My girlfriends and I got ready for school dances to the tune of Jay Sean’s “Down” or Pitbull’s “I Know You Want Me”. Even now, when I hear the opening lines of “Party Rock” by LMFAO, I think of frat parties and the beginnings of independence that marked my freshman year of college.
I know people always say, “Oh, music these days sucks”, but for me, it’s a way of staying connected. Top 40 radio is a marker of what’s popular in society and an indicator of our collective state of being.
I never thought the day would come when I’d throw in the towel in favor of blasting music on my iPhone instead of tuning to a radio station. Recently though, I bought myself an auxiliary cable for my car so I could bypass the radio and listen to something more complex and innovative.
I finally got fed up. Everything I’ve heard recently is bland. Inoffensive. Insubstantial. I hate turning on the radio and hearing samples of good songs clumsily smashed in between a techno beat and unoriginal rap verses about partying and getting women.
Pitbull, I’m looking at you.
I believe that pop music and Top 40 radio is integral to our culture, but the people behind it—the artists, the producers, the distributors—need some tough love. I cannot be the only person who never wants to hear another horrible Pitbull remix again. Am I right?
Electronic music producer, Zedd double dips with his phenomenal Clarity album, this time adding four “new” songs. Of course these “new” songs aren’t exactly fresh from the studio, instead being released last year.
Three of them, including Zedd’s remixes of Skrillex & The Doors’, “Breakn’ a Sweat” and Empire of the Sun’s, “Alive” as well as his brand new single with Hayley Williams titled “Stay the Night,” can already be purchased.
The re-release is obviously meant to take advantage of the popularity of the single, “Clarity” which dominates both radio waves and stadiums. If you haven’t picked up the original album, which came out last September, I strongly suggest getting it now.
“Clarity” is the most listenable electronic album to be released over the past year, maybe longer.
The album boasts a healthy combination of vintage Zedd, employing hard-hitting electro house beats, breakdowns, and drops that made him originally known in the Electronic Dance Music community. This time around however, he also explores with a sound likened to pop, using catchy vocals that are easy to sing along to.
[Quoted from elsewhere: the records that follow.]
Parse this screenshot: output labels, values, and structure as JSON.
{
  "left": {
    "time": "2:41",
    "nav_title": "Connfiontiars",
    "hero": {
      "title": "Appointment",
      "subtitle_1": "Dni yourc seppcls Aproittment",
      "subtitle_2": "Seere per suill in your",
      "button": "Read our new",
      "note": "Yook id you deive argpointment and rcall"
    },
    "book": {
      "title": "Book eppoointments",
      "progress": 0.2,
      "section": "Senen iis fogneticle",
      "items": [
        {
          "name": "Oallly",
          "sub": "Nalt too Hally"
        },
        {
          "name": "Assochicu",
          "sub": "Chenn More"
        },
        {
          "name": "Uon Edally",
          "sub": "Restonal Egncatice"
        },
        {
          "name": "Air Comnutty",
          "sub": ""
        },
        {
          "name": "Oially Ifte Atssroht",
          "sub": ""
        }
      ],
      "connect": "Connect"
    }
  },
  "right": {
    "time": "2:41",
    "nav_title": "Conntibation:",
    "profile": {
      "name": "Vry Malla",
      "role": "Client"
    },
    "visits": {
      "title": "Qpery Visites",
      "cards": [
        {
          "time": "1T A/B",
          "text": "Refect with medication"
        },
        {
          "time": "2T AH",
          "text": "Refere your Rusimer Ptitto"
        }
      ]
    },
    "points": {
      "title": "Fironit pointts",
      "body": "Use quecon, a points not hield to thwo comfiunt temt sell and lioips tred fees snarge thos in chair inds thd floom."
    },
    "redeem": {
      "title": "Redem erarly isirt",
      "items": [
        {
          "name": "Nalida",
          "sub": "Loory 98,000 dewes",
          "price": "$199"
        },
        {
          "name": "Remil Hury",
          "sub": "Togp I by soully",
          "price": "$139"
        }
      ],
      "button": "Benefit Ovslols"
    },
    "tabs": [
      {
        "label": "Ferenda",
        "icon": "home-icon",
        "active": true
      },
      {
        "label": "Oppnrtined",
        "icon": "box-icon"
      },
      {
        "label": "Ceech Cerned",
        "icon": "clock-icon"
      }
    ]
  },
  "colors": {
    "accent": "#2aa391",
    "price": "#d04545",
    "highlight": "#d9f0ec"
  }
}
No album is complete without a list of guest artists, including: Ellie Goulding, Ryan Tedder and Matthew Koma, to name a few. I recommend all tracks on this album.
If you missed ‘Clarity’ the first time around, do not, under any circumstances, pass up this enhanced re-release.